> Required work:
Give back each entry word for word, but drop the images.

─── Given data

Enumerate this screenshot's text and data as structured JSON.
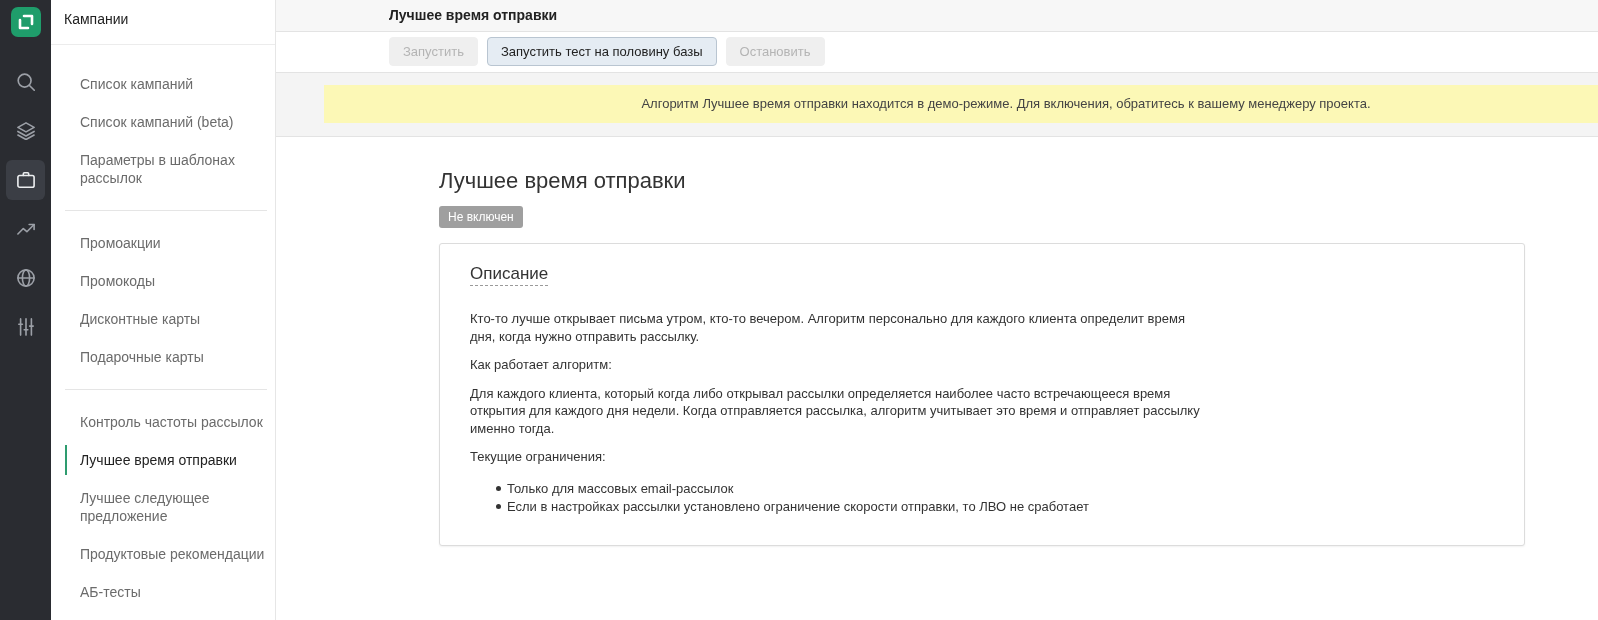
{
  "rail": {
    "items": [
      {
        "selected": false
      },
      {
        "selected": false
      },
      {
        "selected": true
      },
      {
        "selected": false
      },
      {
        "selected": false
      },
      {
        "selected": false
      }
    ]
  },
  "sidebar": {
    "title": "Кампании",
    "groups": [
      {
        "items": [
          {
            "label": "Список кампаний",
            "selected": false
          },
          {
            "label": "Список кампаний (beta)",
            "selected": false
          },
          {
            "label": "Параметры в шаблонах рассылок",
            "selected": false
          }
        ]
      },
      {
        "items": [
          {
            "label": "Промоакции",
            "selected": false
          },
          {
            "label": "Промокоды",
            "selected": false
          },
          {
            "label": "Дисконтные карты",
            "selected": false
          },
          {
            "label": "Подарочные карты",
            "selected": false
          }
        ]
      },
      {
        "items": [
          {
            "label": "Контроль частоты рассылок",
            "selected": false
          },
          {
            "label": "Лучшее время отправки",
            "selected": true
          },
          {
            "label": "Лучшее следующее предложение",
            "selected": false
          },
          {
            "label": "Продуктовые рекомендации",
            "selected": false
          },
          {
            "label": "АБ-тесты",
            "selected": false
          }
        ]
      }
    ]
  },
  "topbar": {
    "title": "Лучшее время отправки",
    "buttons": [
      {
        "label": "Запустить",
        "disabled": true
      },
      {
        "label": "Запустить тест на половину базы",
        "disabled": false
      },
      {
        "label": "Остановить",
        "disabled": true
      }
    ]
  },
  "notice": {
    "text": "Алгоритм Лучшее время отправки находится в демо-режиме. Для включения, обратитесь к вашему менеджеру проекта."
  },
  "feature": {
    "title": "Лучшее время отправки",
    "status": {
      "label": "Не включен"
    },
    "card": {
      "heading": "Описание",
      "blocks": [
        {
          "kind": "paragraph",
          "text": "Кто-то лучше открывает письма утром, кто-то вечером. Алгоритм персонально для каждого клиента определит время дня, когда нужно отправить рассылку."
        },
        {
          "kind": "paragraph",
          "text": "Как работает алгоритм:"
        },
        {
          "kind": "paragraph",
          "text": "Для каждого клиента, который когда либо открывал рассылки определяется наиболее часто встречающееся время открытия для каждого дня недели. Когда отправляется рассылка, алгоритм учитывает это время и отправляет рассылку именно тогда."
        },
        {
          "kind": "paragraph",
          "text": "Текущие ограничения:"
        },
        {
          "kind": "list",
          "items": [
            "Только для массовых email-рассылок",
            "Если в настройках рассылки установлено ограничение скорости отправки, то ЛВО не сработает"
          ]
        }
      ]
    }
  }
}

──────

> Finished exercise:
Enumerate this screenshot's text and data as structured JSON.
{
  "rail": {
    "items": [
      {
        "selected": false
      },
      {
        "selected": false
      },
      {
        "selected": true
      },
      {
        "selected": false
      },
      {
        "selected": false
      },
      {
        "selected": false
      }
    ]
  },
  "sidebar": {
    "title": "Кампании",
    "groups": [
      {
        "items": [
          {
            "label": "Список кампаний",
            "selected": false
          },
          {
            "label": "Список кампаний (beta)",
            "selected": false
          },
          {
            "label": "Параметры в шаблонах рассылок",
            "selected": false
          }
        ]
      },
      {
        "items": [
          {
            "label": "Промоакции",
            "selected": false
          },
          {
            "label": "Промокоды",
            "selected": false
          },
          {
            "label": "Дисконтные карты",
            "selected": false
          },
          {
            "label": "Подарочные карты",
            "selected": false
          }
        ]
      },
      {
        "items": [
          {
            "label": "Контроль частоты рассылок",
            "selected": false
          },
          {
            "label": "Лучшее время отправки",
            "selected": true
          },
          {
            "label": "Лучшее следующее предложение",
            "selected": false
          },
          {
            "label": "Продуктовые рекомендации",
            "selected": false
          },
          {
            "label": "АБ-тесты",
            "selected": false
          }
        ]
      }
    ]
  },
  "topbar": {
    "title": "Лучшее время отправки",
    "buttons": [
      {
        "label": "Запустить",
        "disabled": true
      },
      {
        "label": "Запустить тест на половину базы",
        "disabled": false
      },
      {
        "label": "Остановить",
        "disabled": true
      }
    ]
  },
  "notice": {
    "text": "Алгоритм Лучшее время отправки находится в демо-режиме. Для включения, обратитесь к вашему менеджеру проекта."
  },
  "feature": {
    "title": "Лучшее время отправки",
    "status": {
      "label": "Не включен"
    },
    "card": {
      "heading": "Описание",
      "blocks": [
        {
          "kind": "paragraph",
          "text": "Кто-то лучше открывает письма утром, кто-то вечером. Алгоритм персонально для каждого клиента определит время дня, когда нужно отправить рассылку."
        },
        {
          "kind": "paragraph",
          "text": "Как работает алгоритм:"
        },
        {
          "kind": "paragraph",
          "text": "Для каждого клиента, который когда либо открывал рассылки определяется наиболее часто встречающееся время открытия для каждого дня недели. Когда отправляется рассылка, алгоритм учитывает это время и отправляет рассылку именно тогда."
        },
        {
          "kind": "paragraph",
          "text": "Текущие ограничения:"
        },
        {
          "kind": "list",
          "items": [
            "Только для массовых email-рассылок",
            "Если в настройках рассылки установлено ограничение скорости отправки, то ЛВО не сработает"
          ]
        }
      ]
    }
  }
}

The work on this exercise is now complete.